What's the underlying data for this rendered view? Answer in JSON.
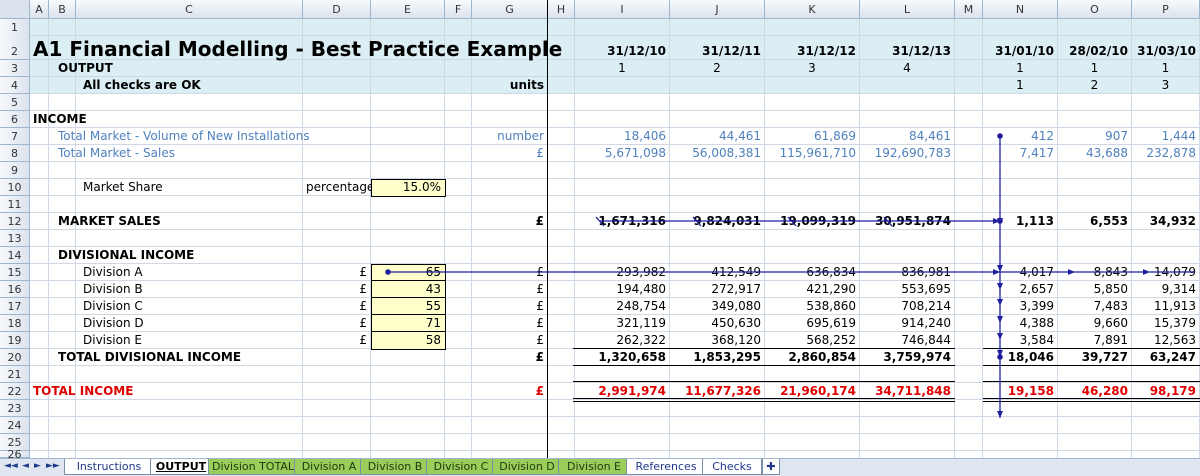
{
  "columns": [
    "A",
    "B",
    "C",
    "D",
    "E",
    "F",
    "G",
    "H",
    "I",
    "J",
    "K",
    "L",
    "M",
    "N",
    "O",
    "P"
  ],
  "rows": [
    "1",
    "2",
    "3",
    "4",
    "5",
    "6",
    "7",
    "8",
    "9",
    "10",
    "11",
    "12",
    "13",
    "14",
    "15",
    "16",
    "17",
    "18",
    "19",
    "20",
    "21",
    "22",
    "23",
    "24",
    "25",
    "26"
  ],
  "header": {
    "title": "A1 Financial Modelling - Best Practice Example",
    "output_label": "OUTPUT",
    "checks_text": "All checks are OK",
    "units_label": "units",
    "annual_dates": [
      "31/12/10",
      "31/12/11",
      "31/12/12",
      "31/12/13"
    ],
    "annual_index": [
      "1",
      "2",
      "3",
      "4"
    ],
    "monthly_dates": [
      "31/01/10",
      "28/02/10",
      "31/03/10"
    ],
    "monthly_index_a": [
      "1",
      "1",
      "1"
    ],
    "monthly_index_b": [
      "1",
      "2",
      "3"
    ]
  },
  "income": {
    "heading": "INCOME",
    "volume_label": "Total Market - Volume of New Installations",
    "volume_unit": "number",
    "volume_annual": [
      "18,406",
      "44,461",
      "61,869",
      "84,461"
    ],
    "volume_monthly": [
      "412",
      "907",
      "1,444"
    ],
    "sales_label": "Total Market - Sales",
    "sales_unit": "£",
    "sales_annual": [
      "5,671,098",
      "56,008,381",
      "115,961,710",
      "192,690,783"
    ],
    "sales_monthly": [
      "7,417",
      "43,688",
      "232,878"
    ],
    "share_label": "Market Share",
    "share_unit": "percentage",
    "share_value": "15.0%"
  },
  "market_sales": {
    "label": "MARKET SALES",
    "unit": "£",
    "annual": [
      "1,671,316",
      "9,824,031",
      "19,099,319",
      "30,951,874"
    ],
    "monthly": [
      "1,113",
      "6,553",
      "34,932"
    ]
  },
  "divisional": {
    "heading": "DIVISIONAL INCOME",
    "divisions": [
      {
        "name": "Division A",
        "unit": "£",
        "input": "65",
        "unit2": "£",
        "annual": [
          "293,982",
          "412,549",
          "636,834",
          "836,981"
        ],
        "monthly": [
          "4,017",
          "8,843",
          "14,079"
        ]
      },
      {
        "name": "Division B",
        "unit": "£",
        "input": "43",
        "unit2": "£",
        "annual": [
          "194,480",
          "272,917",
          "421,290",
          "553,695"
        ],
        "monthly": [
          "2,657",
          "5,850",
          "9,314"
        ]
      },
      {
        "name": "Division C",
        "unit": "£",
        "input": "55",
        "unit2": "£",
        "annual": [
          "248,754",
          "349,080",
          "538,860",
          "708,214"
        ],
        "monthly": [
          "3,399",
          "7,483",
          "11,913"
        ]
      },
      {
        "name": "Division D",
        "unit": "£",
        "input": "71",
        "unit2": "£",
        "annual": [
          "321,119",
          "450,630",
          "695,619",
          "914,240"
        ],
        "monthly": [
          "4,388",
          "9,660",
          "15,379"
        ]
      },
      {
        "name": "Division E",
        "unit": "£",
        "input": "58",
        "unit2": "£",
        "annual": [
          "262,322",
          "368,120",
          "568,252",
          "746,844"
        ],
        "monthly": [
          "3,584",
          "7,891",
          "12,563"
        ]
      }
    ],
    "total_label": "TOTAL DIVISIONAL INCOME",
    "total_unit": "£",
    "total_annual": [
      "1,320,658",
      "1,853,295",
      "2,860,854",
      "3,759,974"
    ],
    "total_monthly": [
      "18,046",
      "39,727",
      "63,247"
    ]
  },
  "total_income": {
    "label": "TOTAL INCOME",
    "unit": "£",
    "annual": [
      "2,991,974",
      "11,677,326",
      "21,960,174",
      "34,711,848"
    ],
    "monthly": [
      "19,158",
      "46,280",
      "98,179"
    ]
  },
  "tabs": [
    {
      "label": "Instructions",
      "style": "plain"
    },
    {
      "label": "OUTPUT",
      "style": "active"
    },
    {
      "label": "Division TOTAL",
      "style": "green"
    },
    {
      "label": "Division A",
      "style": "green"
    },
    {
      "label": "Division B",
      "style": "green"
    },
    {
      "label": "Division C",
      "style": "green"
    },
    {
      "label": "Division D",
      "style": "green"
    },
    {
      "label": "Division E",
      "style": "green"
    },
    {
      "label": "References",
      "style": "plain"
    },
    {
      "label": "Checks",
      "style": "plain"
    }
  ],
  "colors": {
    "blue": "#4f81bd",
    "red": "#e00000",
    "input_fill": "#ffffcc",
    "header_band": "#dbeef3",
    "arrow": "#1f1fa0"
  }
}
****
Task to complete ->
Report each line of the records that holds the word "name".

Result of this task ->
        "name": "Division A",
        "name": "Division B",
        "name": "Division C",
        "name": "Division D",
        "name": "Division E",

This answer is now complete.